“Many AFM’s specify a minimum ice accumulation thickness prior to activation of the deicer boot system. This practice originates from the belief that a bridge of ice could form if the boots are operated prematurely. Although the ice may not shed completely with one cycle of the boots, this residual ice will usually be removed during subsequent boot cycles and does not act as a foundation for a bridge of ice to form. The AFM procedure for boot operation should be to operate the boots at the first sign of ice and not wait for a specific amount of ice to accumulate.”
The real lesson from all of this work lies with the frequency of boot cycling. Regardless of whether you activate the boots after accreting a manufacturer-recommended thickness of ice (which your AFM or POH may still require) or activate them immediately upon accreting ice, after a few cycles you will have about the same shape and quantity of residual-to-intercycle ice, and that is probably the best you can do. The key is in the time between cycles. In general, a one to three-minute interval between cycles is best, leaning more toward the one minute end.
The challenge is that you are going to be operating in a single-pilot environment in lousy weather and probably with a manually cycled system. If you cannot select an automatic cycling option, you will have to work at cycling the boots frequently.

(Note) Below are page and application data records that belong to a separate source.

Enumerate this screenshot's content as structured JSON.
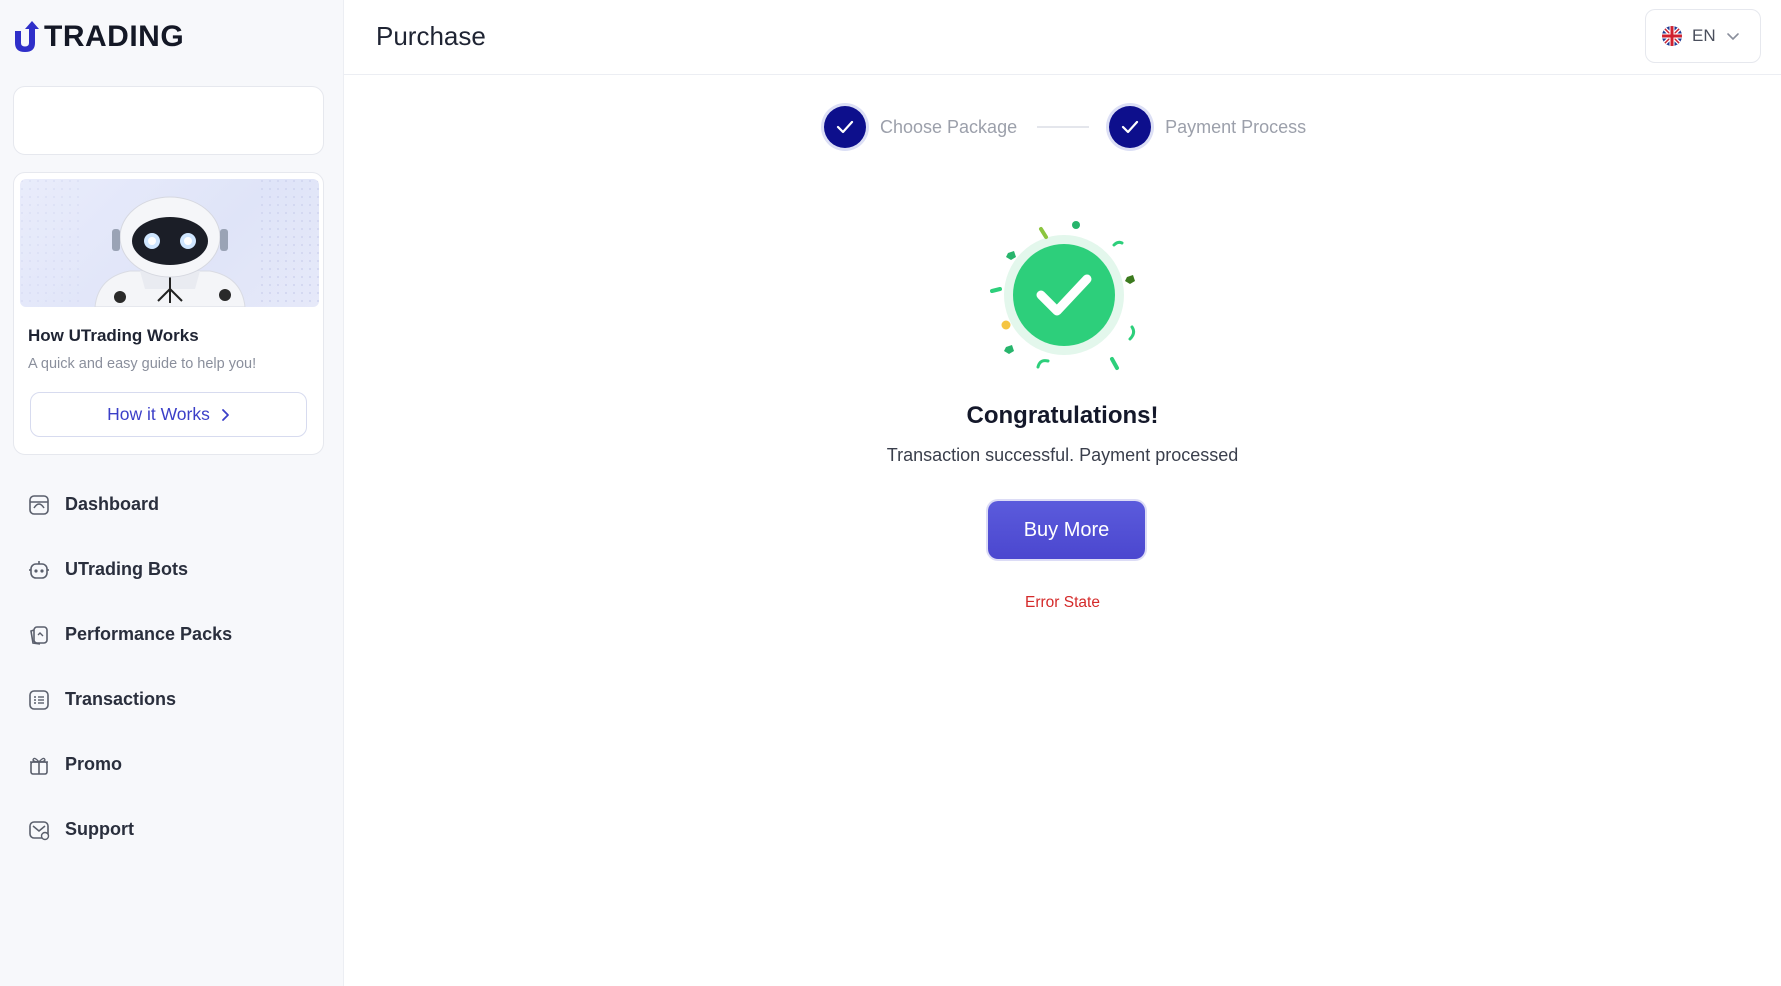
{
  "brand": {
    "logo_text": "TRADING",
    "logo_mark": "U"
  },
  "sidebar": {
    "guide": {
      "title": "How UTrading Works",
      "subtitle": "A quick and easy guide to help you!",
      "button_label": "How it Works"
    },
    "items": [
      {
        "label": "Dashboard",
        "icon": "dashboard-icon"
      },
      {
        "label": "UTrading Bots",
        "icon": "bot-icon"
      },
      {
        "label": "Performance Packs",
        "icon": "packs-icon"
      },
      {
        "label": "Transactions",
        "icon": "transactions-icon"
      },
      {
        "label": "Promo",
        "icon": "gift-icon"
      },
      {
        "label": "Support",
        "icon": "support-icon"
      }
    ]
  },
  "header": {
    "title": "Purchase",
    "language": "EN"
  },
  "stepper": {
    "steps": [
      {
        "label": "Choose Package",
        "completed": true
      },
      {
        "label": "Payment Process",
        "completed": true
      }
    ]
  },
  "result": {
    "title": "Congratulations!",
    "message": "Transaction successful. Payment processed",
    "button_label": "Buy More",
    "error_text": "Error State"
  },
  "colors": {
    "brand": "#2f2fc9",
    "step_done": "#0d0f8c",
    "success": "#2dcf7b",
    "button": "#4b47cf",
    "error": "#d42a2a"
  }
}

Don’t wait until starting the approach to cycle the boots the first time; that first cycle, and the second and maybe third, will not get the wing as clean as it could be. It is probably going to require multiple cycles. You want this condition to be achieved before beginning the approach, bearing in mind that operating the boots too close to the flare may be detrimental in itself. Be sure to know what the manufacturer’s recommended procedures are for boot operation on final approach.
There are two more important points. First, AC 91-74B plainly states the following:
“An ice adhesion inhibitor should be applied to pneumatic deicing boots in accordance with the maintenance manual and is highly recommended. Testing in 2005 showed that the proper application of ice adhesion inhibitors improved ice shedding at colder temperatures and a reduced amount of residual and intercycle ice. Any product that is not recommended by the airplane or boot manufacturer should be approved by the FAA.”
Second, there will likely be a manufacturer-recommended approach speed adjustment, and you need to know what it is and use it. This may have been published through an Airworthiness Directive. Recall the conclusion from Mike Bragg’s research that, even with optimal boot cycling, the maximum coefficient of lift can be reduced by as much as 50%. While some of this is possibly due to the small scale of the test airfoil used in the icing tunnel, it still suggests a significant reduction in the maximum coefficient of lift. The speed additive is intended to keep the approach angle of attack safely away from the reduced peak of the lift curve.
And remember, as Dean Bowden showed in 1956: when you flare, the drag is likely to go right through the roof. Be prepared to land with power.
Finally, keep in mind Bob Buck’s admonition about boots from 1944: “First of all they do not completely mean that an airplane can be flown in all kinds of ice for an indefinite period. They will take care of light icing conditions and occasionally moderate ice, but their prime objective is to help you get up through and down through ice.”